ACAS have recently published advice for employers and employees on long COVID.
Anyone hoping for detailed guidance about how to manage employees suffering from a myriad of post viral symptoms will be disappointed. Instead, ACAS signposts some of the issues employers are likely to encounter once staff recover from the initial stages of the infection. It includes brief paragraphs on dealing with sickness absence, keeping in touch with staff and making adjustments to their work or hours.
It skirts around the issue of whether long COVID symptoms can be sufficient to meet the statutory definition of disability (our view is that they can - you can read why here) and instead recommends that employers 'focus on reasonable adjustments rather than trying to work out if an employee's condition is a disability'.
That's probably sensible advice because even if the employee is not disabled, you'll be expected to have explored ways to try and make the situation work before taking any form of action against them. If decide to dismiss them (on grounds of incapacity) without doing this, they'll be able to bring a claim for unfair dismissal if they have two years' service.
The advice also acknowledges that the debilitating effects of long COVID may mean that someone is fit for work one day and ill the next. What it doesn't say is that this sort of absence is the most difficult for most employers to respond to. It's also why, in reality, you will need to have a good idea about whether an employee's symptoms amount to a disability before deciding to terminate their employment.
We believe that you might need to take a different approach to reintegrate your employees back to work if they have had COVID and are still feeling slightly unwell.
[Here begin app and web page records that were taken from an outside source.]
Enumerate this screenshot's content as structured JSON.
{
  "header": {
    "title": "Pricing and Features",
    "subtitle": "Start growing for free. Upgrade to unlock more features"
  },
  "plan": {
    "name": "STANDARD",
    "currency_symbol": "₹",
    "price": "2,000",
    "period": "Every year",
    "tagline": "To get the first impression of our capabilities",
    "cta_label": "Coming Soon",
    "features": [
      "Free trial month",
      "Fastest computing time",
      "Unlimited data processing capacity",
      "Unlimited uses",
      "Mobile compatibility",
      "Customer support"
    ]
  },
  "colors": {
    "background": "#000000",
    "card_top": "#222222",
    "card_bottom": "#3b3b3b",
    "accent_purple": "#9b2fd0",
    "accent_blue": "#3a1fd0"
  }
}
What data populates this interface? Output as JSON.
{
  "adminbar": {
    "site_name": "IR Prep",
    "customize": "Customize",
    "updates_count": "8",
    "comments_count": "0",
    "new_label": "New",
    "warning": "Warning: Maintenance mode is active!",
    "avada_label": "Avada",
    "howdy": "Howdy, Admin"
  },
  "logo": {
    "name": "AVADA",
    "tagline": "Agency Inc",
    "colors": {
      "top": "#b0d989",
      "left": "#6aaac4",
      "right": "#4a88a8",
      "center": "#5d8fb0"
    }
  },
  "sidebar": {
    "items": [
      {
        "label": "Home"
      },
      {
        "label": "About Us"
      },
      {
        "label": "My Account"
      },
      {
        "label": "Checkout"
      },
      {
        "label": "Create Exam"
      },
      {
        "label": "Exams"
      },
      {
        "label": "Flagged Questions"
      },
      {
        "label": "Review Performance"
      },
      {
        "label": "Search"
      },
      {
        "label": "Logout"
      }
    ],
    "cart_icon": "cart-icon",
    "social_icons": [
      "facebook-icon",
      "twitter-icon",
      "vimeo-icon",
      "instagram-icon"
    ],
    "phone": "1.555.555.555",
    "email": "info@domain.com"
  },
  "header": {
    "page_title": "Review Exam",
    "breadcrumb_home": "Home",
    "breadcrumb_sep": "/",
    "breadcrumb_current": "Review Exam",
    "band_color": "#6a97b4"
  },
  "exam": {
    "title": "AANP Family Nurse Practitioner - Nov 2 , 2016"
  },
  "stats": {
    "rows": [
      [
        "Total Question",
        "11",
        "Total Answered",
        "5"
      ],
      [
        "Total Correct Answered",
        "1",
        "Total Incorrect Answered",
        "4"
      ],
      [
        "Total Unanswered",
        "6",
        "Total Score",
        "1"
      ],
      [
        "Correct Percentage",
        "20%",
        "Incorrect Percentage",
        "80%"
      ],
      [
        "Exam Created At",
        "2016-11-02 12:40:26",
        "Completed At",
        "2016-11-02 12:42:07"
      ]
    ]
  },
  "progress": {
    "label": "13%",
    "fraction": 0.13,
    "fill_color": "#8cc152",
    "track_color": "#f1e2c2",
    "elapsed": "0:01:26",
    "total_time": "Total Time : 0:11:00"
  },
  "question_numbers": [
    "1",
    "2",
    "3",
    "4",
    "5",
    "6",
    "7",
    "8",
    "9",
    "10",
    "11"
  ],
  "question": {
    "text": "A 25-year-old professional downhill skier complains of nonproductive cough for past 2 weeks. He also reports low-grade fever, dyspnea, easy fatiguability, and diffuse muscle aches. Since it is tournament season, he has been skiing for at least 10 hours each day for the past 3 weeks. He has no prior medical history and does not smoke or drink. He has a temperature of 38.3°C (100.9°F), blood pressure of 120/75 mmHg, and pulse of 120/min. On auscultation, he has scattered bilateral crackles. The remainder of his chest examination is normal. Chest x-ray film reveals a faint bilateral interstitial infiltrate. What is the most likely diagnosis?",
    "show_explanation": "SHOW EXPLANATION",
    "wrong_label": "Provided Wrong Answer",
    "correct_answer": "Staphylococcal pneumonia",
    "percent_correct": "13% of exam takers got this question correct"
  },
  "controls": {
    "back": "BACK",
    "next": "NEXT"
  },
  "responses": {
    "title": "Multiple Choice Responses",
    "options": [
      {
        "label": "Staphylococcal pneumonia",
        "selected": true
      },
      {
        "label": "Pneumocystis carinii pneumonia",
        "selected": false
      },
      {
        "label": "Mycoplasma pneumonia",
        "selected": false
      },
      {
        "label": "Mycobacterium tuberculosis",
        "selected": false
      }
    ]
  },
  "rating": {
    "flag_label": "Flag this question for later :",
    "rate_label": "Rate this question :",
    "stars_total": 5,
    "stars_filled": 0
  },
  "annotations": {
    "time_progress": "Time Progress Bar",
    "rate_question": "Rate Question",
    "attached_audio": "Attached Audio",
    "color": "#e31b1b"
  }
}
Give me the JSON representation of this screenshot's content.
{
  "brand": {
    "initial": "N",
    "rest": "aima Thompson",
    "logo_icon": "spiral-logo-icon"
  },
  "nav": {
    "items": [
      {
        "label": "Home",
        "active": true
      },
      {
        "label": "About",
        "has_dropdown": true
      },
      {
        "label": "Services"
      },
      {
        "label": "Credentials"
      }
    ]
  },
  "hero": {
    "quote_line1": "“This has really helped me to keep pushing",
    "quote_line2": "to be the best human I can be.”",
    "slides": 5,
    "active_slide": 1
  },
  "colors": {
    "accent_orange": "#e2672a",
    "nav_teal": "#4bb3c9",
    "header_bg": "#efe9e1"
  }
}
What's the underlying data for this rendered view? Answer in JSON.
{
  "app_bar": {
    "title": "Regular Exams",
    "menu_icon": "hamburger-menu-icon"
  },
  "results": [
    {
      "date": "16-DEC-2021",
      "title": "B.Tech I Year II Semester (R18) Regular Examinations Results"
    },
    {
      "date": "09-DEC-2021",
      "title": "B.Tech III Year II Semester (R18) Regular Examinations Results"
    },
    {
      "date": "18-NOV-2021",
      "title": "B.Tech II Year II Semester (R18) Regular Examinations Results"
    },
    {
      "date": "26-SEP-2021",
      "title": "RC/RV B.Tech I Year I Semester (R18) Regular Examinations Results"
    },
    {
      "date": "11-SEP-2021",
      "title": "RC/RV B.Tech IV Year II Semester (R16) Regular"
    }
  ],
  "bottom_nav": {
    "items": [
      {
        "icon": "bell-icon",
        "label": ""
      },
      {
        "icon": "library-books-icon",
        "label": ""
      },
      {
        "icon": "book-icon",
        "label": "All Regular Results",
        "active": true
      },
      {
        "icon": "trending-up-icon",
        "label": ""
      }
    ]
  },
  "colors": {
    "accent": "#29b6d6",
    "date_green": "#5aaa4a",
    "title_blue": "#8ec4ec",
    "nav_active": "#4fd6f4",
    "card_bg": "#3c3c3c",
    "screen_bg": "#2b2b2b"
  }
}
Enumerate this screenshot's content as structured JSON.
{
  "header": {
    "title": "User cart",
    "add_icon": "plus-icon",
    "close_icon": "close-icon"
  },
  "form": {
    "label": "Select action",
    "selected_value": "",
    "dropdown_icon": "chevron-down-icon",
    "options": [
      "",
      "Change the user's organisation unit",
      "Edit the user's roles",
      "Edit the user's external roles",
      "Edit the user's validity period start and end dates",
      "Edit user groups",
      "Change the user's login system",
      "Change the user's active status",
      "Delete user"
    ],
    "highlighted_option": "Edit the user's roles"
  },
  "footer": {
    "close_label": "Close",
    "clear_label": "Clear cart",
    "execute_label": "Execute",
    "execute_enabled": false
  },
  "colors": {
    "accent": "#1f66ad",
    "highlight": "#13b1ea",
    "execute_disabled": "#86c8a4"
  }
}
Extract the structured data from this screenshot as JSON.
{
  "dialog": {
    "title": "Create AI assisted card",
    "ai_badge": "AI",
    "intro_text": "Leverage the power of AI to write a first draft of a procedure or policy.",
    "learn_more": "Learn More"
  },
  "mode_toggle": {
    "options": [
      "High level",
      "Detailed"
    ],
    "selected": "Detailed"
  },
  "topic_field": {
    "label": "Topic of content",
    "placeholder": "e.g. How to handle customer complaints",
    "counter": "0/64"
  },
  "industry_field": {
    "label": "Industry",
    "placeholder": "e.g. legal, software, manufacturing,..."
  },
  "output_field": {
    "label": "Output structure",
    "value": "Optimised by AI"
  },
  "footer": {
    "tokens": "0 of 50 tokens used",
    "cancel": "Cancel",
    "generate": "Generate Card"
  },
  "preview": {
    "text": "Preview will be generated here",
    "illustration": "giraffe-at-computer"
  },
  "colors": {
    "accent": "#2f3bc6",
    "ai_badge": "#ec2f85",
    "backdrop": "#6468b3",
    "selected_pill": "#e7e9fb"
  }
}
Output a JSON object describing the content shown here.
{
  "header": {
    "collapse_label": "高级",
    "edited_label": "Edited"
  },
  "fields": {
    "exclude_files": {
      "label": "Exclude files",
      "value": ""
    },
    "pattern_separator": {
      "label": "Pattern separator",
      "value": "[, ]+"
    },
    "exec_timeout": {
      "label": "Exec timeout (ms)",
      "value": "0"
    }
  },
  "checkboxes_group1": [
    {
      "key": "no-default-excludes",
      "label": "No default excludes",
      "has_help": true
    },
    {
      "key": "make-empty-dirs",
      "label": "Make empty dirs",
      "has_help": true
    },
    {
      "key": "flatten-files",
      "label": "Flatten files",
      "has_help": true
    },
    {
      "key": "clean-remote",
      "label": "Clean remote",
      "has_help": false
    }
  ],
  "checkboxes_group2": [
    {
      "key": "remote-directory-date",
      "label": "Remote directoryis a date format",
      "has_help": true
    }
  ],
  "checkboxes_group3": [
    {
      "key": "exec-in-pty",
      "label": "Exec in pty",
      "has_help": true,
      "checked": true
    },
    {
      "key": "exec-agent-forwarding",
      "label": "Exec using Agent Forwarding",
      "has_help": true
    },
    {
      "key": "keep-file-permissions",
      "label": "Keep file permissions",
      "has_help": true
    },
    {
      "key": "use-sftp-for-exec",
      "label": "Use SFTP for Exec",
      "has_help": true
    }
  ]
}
Many people have unrealistic expectations about recovery from an acute illness and return to their usual hours too quickly. And, there's emerging evidence that over-exertion is associated with the relapse of long COVID symptoms. Guidelines by NICE recommend that people pace themselves, especially between acute COVID (up to four weeks) and long COVID (week 12 onwards).
It's particularly important to have a thorough return to work interview with anyone who has had COVID to find out how they are feeling generally, whether they have any on-going symptoms and to discuss whether it's sensible for them to return to their usual duties straight away and what support you can provide whilst they get back to fitness.
Our Coronavirus updates
We're working hard to keep you up to date with legal developments around Coronavirus. We've set up a portal which includes lots of helpful articles and advice to help you.